Why You Shouldn’t Pay It Off
There are a few reasons why you might want to consider holding off on repaying your car loan early. We’ve listed them below.
Prepayment Fees and Penalties
Before making your first extra car payment, read the fine print of your car loan agreement. If the terms mention prepayment penalties, then you may be better off repaying your loan over its regular timeline. Often, prepayment fees are included in car loan contracts so the lender can recoup any losses made by borrowers repaying early and skipping interest payments.
In most cases, the financial benefits of missing a year’s worth of interest payments are offset by prepayment fees. However, to be on the safe side, it never hurts to do the math yourself to see whether your fees outweigh the cost savings of early repayment.
Your Credit Score May Worsen
Although it may sound like a paradox to some, repaying your car loan early may hurt your credit score. When you make steady, regular repayments over a long timespan, your credit score gradually improves. However, making early payments will shorten the timeline that you have to bolster your credit score, which might leave your score worse-off than it would be otherwise.
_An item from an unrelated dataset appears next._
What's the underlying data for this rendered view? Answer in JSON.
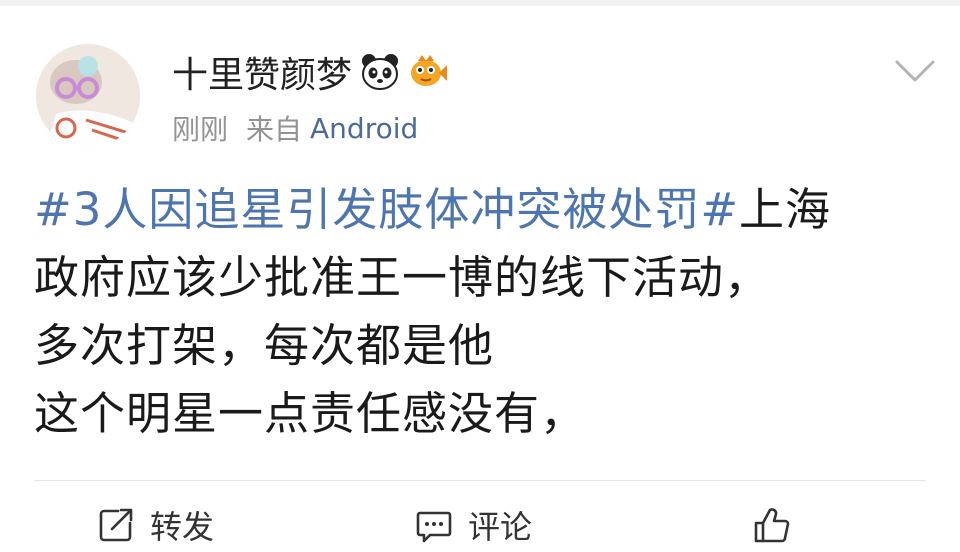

For some, dedicating additional funds to car loan repayments requires sacrifices to be made elsewhere in their budget. Consequently, the extra money required to repay a car loan early might result in undesirable lifestyle changes that might not be in the best interest of the borrower. Before making additional repayments, consider whether you can afford to so without your lifestyle or standard of living taking a hit.
The Keys to Debt Repayment
There’s no magic bullet strategy to repaying your loans and achieving financial freedom. Whatever your strategy, it’s going to have to involve discipline, discretion, patience, and a ramped-up work ethic.
Ultimately, a divide and conquer debt prioritization strategy is one that seems to work best for many individuals juggling multiple repayments. Under this arrangement, the borrower tackles high-interest debt first (such as credit card debt), and then gradually knocks off each debt stream one-by-one from highest to lowest interest.
There are three choices that borrowers must choose from when they’re ramping up their debt repayments. Borrowers can either reduce discretionary spending, earn more money, or shift spending from one expense (i.e., a $100 gym membership) to another (a $100 loan payment).
To repay your debts faster—car loan or otherwise—you will ideally find a way to combine the three options above to silo more money toward your debts. Although it might seem like a pain, you will thank yourself later when you find out how much you saved on interest alone.
If you’re wondering, “should I pay off my car early?” The answer is probably a resounding, “yes.” Unless your car loan comes with steep prepayment penalties, it’s always advised that you pay off your debt as early as possible.
Alternatively, refinancing your car loan is another excellent way to save money on your car payments. How you decide to repay your car loan will ultimately hinge on the terms included in your car loan agreement. Specifically, that is whether your prepayment penalties exceed the accumulated savings of foregoing a year’s worth of interest payments.